Read the recently published graphic memoir then learn more at the website.
RUN: BOOK ONE by John Lewis and Andrew Aydin is a companion to the MARCH graphic memoir series. Set after the 1965 Selma marches, this graphic history focuses on John Lewis’ continuing role leading grassroots Civil Right and social justice efforts. The gray-scale comic-style illustrations by L. Fury with Nate Powell combined with hand-drawn reproductions of primary sources such as letters and newspapers add to the reading and learning experience. The book concludes with biographical sketches of key individuals involved with the movement and fascinating notes about specific events connected with the narrative.
The Student Nonviolent Coordinating Committee (SNCC) Digital Gateway explores the history and work of this group. From leading voter registration efforts to building grassroots movements, the SNCC documentary website features the work of young activists in empowering the Black community.
To learn more, go to
ARC courtesy of First Second.

Monday, October 25, 2021

Synergy: Pura Belpré Award


The Pura Belpré Award is named after the first Latina librarian in the New York Public Library system. Established by divisions and affiliates within the American Library Association, the annual award is given to a Latinx author or illustrator who “best portrays, affirms, and celebrates the Latino cultural experience” in a work of children’s literature.

Read the recently published picture book biography for children then learn more at the website.

PURA’S CUENTOS by Annette Bay Pimentel is a tribute to librarian and bilingual storyteller Pura Belpré. After arriving in New York from Puerto Rico, Pura Belpré finds that the library lacks children’s books about her homeland. She decides to share the stories of her youth and ultimately writes her own children’s book. Children will be attracted to the bright colored illustrations and educators will enjoy the book as a read-aloud. The title concludes with an author’s note and biography.

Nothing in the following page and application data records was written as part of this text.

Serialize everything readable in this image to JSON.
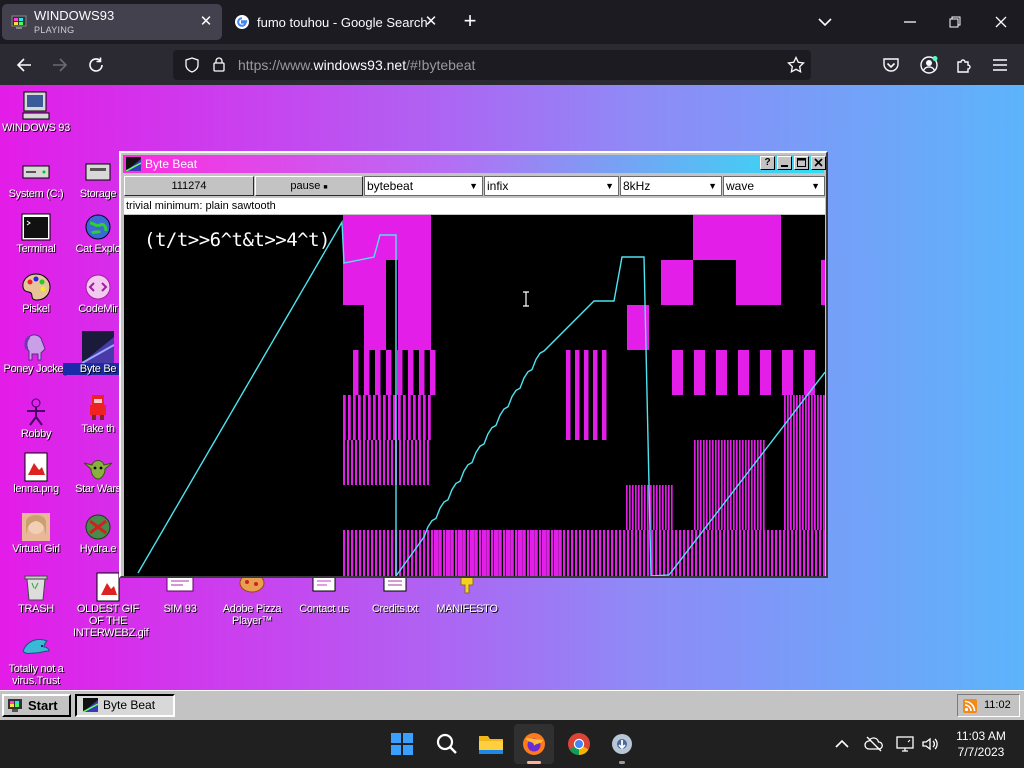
{
  "browser": {
    "tabs": [
      {
        "title": "WINDOWS93",
        "subtitle": "PLAYING",
        "active": true
      },
      {
        "title": "fumo touhou - Google Search",
        "active": false
      }
    ],
    "url_prefix": "https://www.",
    "url_domain": "windows93.net",
    "url_suffix": "/#!bytebeat"
  },
  "desktop": {
    "icons": {
      "windows93": "WINDOWS 93",
      "system": "System (C:)",
      "storage": "Storage",
      "terminal": "Terminal",
      "cat_explorer": "Cat Explo",
      "piskel": "Piskel",
      "codemirror": "CodeMir",
      "poney_jockey": "Poney Jockey",
      "bytebeat": "Byte Be",
      "robby": "Robby",
      "take": "Take th",
      "lenna": "lenna.png",
      "star_wars": "Star Wars",
      "virtual_girl": "Virtual Girl",
      "hydra": "Hydra.e",
      "trash": "TRASH",
      "oldest_gif": "OLDEST GIF OF THE INTERWEBZ.gif",
      "sim93": "SIM 93",
      "adobe_pizza": "Adobe Pizza Player™",
      "contact": "Contact us",
      "credits": "Credits.txt",
      "manifesto": "MANIFESTO",
      "virus": "Totally not a virus.Trust"
    }
  },
  "bytebeat": {
    "title": "Byte Beat",
    "title_buttons": [
      "?",
      "_",
      "□",
      "X"
    ],
    "counter": "111274",
    "pause_label": "pause",
    "mode": "bytebeat",
    "notation": "infix",
    "rate": "8kHz",
    "view": "wave",
    "description": "trivial minimum: plain sawtooth",
    "formula": "(t/t>>6^t&t>>4^t)"
  },
  "w93_taskbar": {
    "start": "Start",
    "task": "Byte Beat",
    "tray_time": "11:02"
  },
  "windows_taskbar": {
    "time": "11:03 AM",
    "date": "7/7/2023"
  },
  "colors": {
    "desktop_left": "#e31ce8",
    "desktop_right": "#5cb4fb",
    "viz_magenta": "#e21ee8",
    "viz_cyan": "#4fe3f0"
  }
}
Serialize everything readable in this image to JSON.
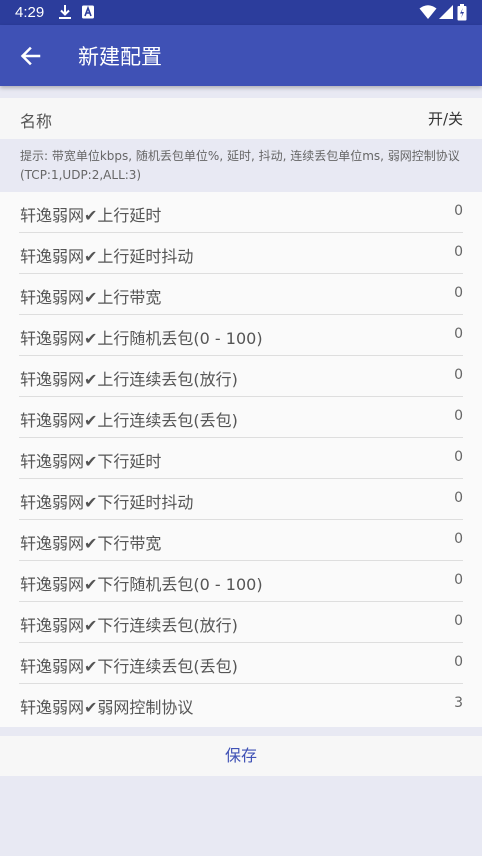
{
  "status_bar": {
    "time": "4:29",
    "icons": [
      "download-icon",
      "notification-a-icon",
      "wifi-icon",
      "signal-icon",
      "battery-icon"
    ]
  },
  "app_bar": {
    "title": "新建配置",
    "back_icon": "arrow-back-icon",
    "color": "#3f51b5"
  },
  "config": {
    "name_label": "名称",
    "toggle_label": "开/关",
    "hint": "提示: 带宽单位kbps, 随机丢包单位%, 延时, 抖动, 连续丢包单位ms, 弱网控制协议(TCP:1,UDP:2,ALL:3)"
  },
  "settings": [
    {
      "label": "轩逸弱网✔上行延时",
      "value": "0"
    },
    {
      "label": "轩逸弱网✔上行延时抖动",
      "value": "0"
    },
    {
      "label": "轩逸弱网✔上行带宽",
      "value": "0"
    },
    {
      "label": "轩逸弱网✔上行随机丢包(0 - 100)",
      "value": "0"
    },
    {
      "label": "轩逸弱网✔上行连续丢包(放行)",
      "value": "0"
    },
    {
      "label": "轩逸弱网✔上行连续丢包(丢包)",
      "value": "0"
    },
    {
      "label": "轩逸弱网✔下行延时",
      "value": "0"
    },
    {
      "label": "轩逸弱网✔下行延时抖动",
      "value": "0"
    },
    {
      "label": "轩逸弱网✔下行带宽",
      "value": "0"
    },
    {
      "label": "轩逸弱网✔下行随机丢包(0 - 100)",
      "value": "0"
    },
    {
      "label": "轩逸弱网✔下行连续丢包(放行)",
      "value": "0"
    },
    {
      "label": "轩逸弱网✔下行连续丢包(丢包)",
      "value": "0"
    },
    {
      "label": "轩逸弱网✔弱网控制协议",
      "value": "3"
    }
  ],
  "save_button": {
    "label": "保存"
  }
}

The Pura Belpré Award website is maintained by ALA’s Association for Library Service to Children. The website contains information about the award and a complete list of medal and honor books.

To learn more, go to

ARC courtesy of ABRAMS.